People have consumed terpenes through inhalation via smoking or vaping. Terpenes are diluted in this consumption method, with many of the fragile terpenes getting lost through the high heat of direct fire application.
Vaporizing allows specific temperature control and can reduce the amount of terpenes lost to heat through lower temperature & closed system heating, giving the consumer a more “terp-centric” experience and more access to potential benefits from the terpenes inhaled.
Portland State University found that synthetic terpenes turned harmful when heated to similar temperatures as if you dabbed them at high heat. However, while the inhalation of concentrated terpenes might not have drawbacks, it seems that occasionally inhaling natural concentrations of terpenes might be beneficial for our health and wellness.
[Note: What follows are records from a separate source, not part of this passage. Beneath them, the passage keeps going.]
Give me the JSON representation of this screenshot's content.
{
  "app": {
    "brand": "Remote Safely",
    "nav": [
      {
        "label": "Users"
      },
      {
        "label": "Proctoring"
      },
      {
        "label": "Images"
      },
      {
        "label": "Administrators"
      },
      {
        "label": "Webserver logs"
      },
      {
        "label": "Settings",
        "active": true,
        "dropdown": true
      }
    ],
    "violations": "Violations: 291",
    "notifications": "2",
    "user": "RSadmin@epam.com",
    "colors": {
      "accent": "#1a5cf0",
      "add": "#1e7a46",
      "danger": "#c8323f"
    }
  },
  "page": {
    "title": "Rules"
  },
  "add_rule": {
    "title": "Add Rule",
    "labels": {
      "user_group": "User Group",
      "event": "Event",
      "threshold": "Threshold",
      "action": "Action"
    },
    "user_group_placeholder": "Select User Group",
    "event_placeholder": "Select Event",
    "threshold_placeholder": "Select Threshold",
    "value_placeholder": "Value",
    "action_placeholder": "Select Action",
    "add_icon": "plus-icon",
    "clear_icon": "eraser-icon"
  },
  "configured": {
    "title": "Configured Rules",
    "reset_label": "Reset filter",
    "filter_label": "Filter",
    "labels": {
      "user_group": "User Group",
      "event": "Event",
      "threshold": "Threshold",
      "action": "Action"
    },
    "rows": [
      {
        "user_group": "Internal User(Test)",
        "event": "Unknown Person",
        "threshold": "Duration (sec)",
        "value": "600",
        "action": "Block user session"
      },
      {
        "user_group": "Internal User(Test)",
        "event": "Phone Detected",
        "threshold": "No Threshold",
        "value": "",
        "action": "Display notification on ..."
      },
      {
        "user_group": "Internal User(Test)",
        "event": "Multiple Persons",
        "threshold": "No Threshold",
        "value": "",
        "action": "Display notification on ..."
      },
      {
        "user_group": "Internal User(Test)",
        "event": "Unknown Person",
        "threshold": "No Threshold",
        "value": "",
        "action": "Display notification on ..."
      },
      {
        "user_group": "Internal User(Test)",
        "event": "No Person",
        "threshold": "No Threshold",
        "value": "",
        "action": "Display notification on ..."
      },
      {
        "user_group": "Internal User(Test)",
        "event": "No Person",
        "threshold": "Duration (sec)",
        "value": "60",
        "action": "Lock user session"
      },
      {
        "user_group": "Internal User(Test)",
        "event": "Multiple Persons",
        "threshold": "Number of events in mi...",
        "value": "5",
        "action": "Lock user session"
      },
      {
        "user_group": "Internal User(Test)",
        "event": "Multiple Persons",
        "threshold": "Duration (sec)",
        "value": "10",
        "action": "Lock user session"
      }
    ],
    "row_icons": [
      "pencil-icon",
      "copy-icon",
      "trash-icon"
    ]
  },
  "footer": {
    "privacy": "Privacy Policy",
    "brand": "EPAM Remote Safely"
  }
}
Linalool is most well-known as the main compound of Lavender essential oil, highly regarded for its calming, anti-anxiety, and deep relaxation properties.
Oral consumption is the most mysterious of terpene consumption methods at this time. More research is needed to fully understand the health benefits and safety concerns of orally consuming terpenes. While many natural essential oils & their terpenes are recognized as safe for consumption by the FDA, several others can be dangerous and even deadly at the wrong concentrations.
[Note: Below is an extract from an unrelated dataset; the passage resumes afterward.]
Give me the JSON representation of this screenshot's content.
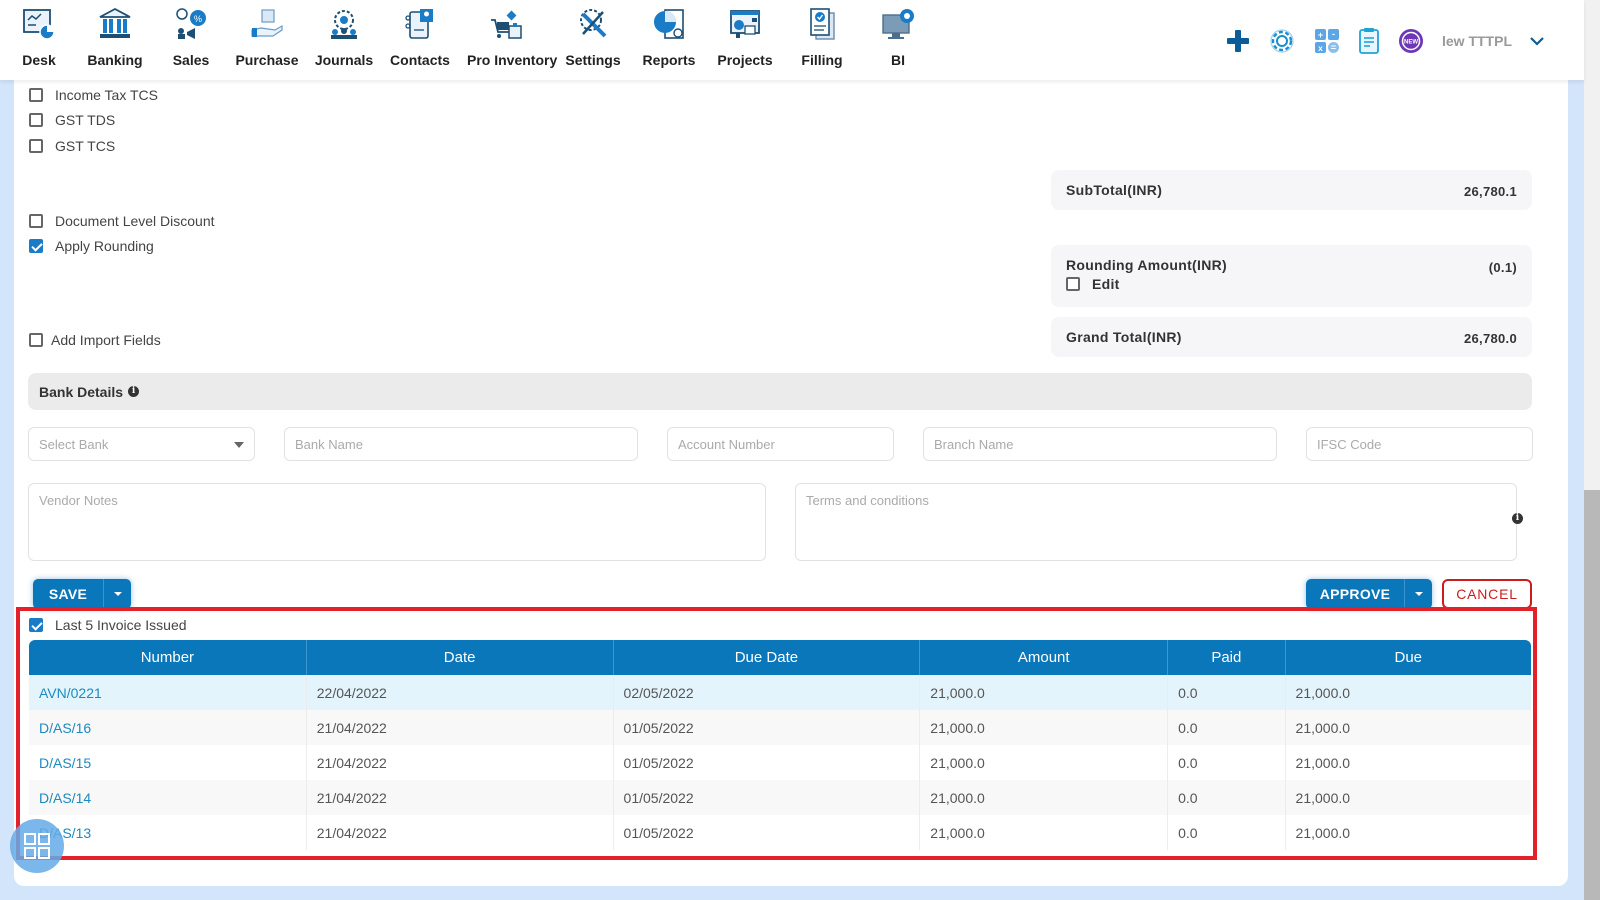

Never consume or swallow concentrated terpenes or essential oils without proper dilution. If you’re unsure about the safety of a compound, do not consume it without consulting a medical professional or licensed herbalist. However, note that oral terpene consumption is not all bad; most terpenes are orally ingested in their original form via fruits, vegetables, and herbs.
Lemon essence has been used to balance upset stomachs, primarily due to Limonene. Heartburn and digestive discomfort are common problems with edible consumption, so seeking out food items or edibles with high Limonene content might help curb the adverse side effects of edible consumption.
Using terpenes in lotions, cleansing oils, and soaps are common across the globe. Humans understand the benefits of rubbing certain natural plant extracts and compounds onto the skin for moisturization, relief, and healing. For example, studies show that limonene provides notable anti-cancer benefits when used as a topical massage oil in patients with breast cancer.
One common terpene you might not be familiar with but have continuously been using is eucalyptol, which can be found in your favorite congestion rubs like Vicks Vapor-Rub. This terpene offers coughing and mucus reduction, allowing for easier breathing as it helps open the airways.
Everything in Moderation
Terpenes play a vital role in the flavor and aroma of different plants. It also shows great promise and versatility in use in the field of medicine, culinary arts, and recreation. However, more research is still needed to solidify the findings, but the initial reports and studies make us hopeful of the advancements terpenes can bring.
Terpenes are safe to use as long as you are not mixing them with any other recreational drugs and you don’t exceed the average amount that can be ingested, inhaled, or used. If you’re using it for therapeutic purposes, make sure you get a professional opinion about the efficacy of a specific terpene before taking it.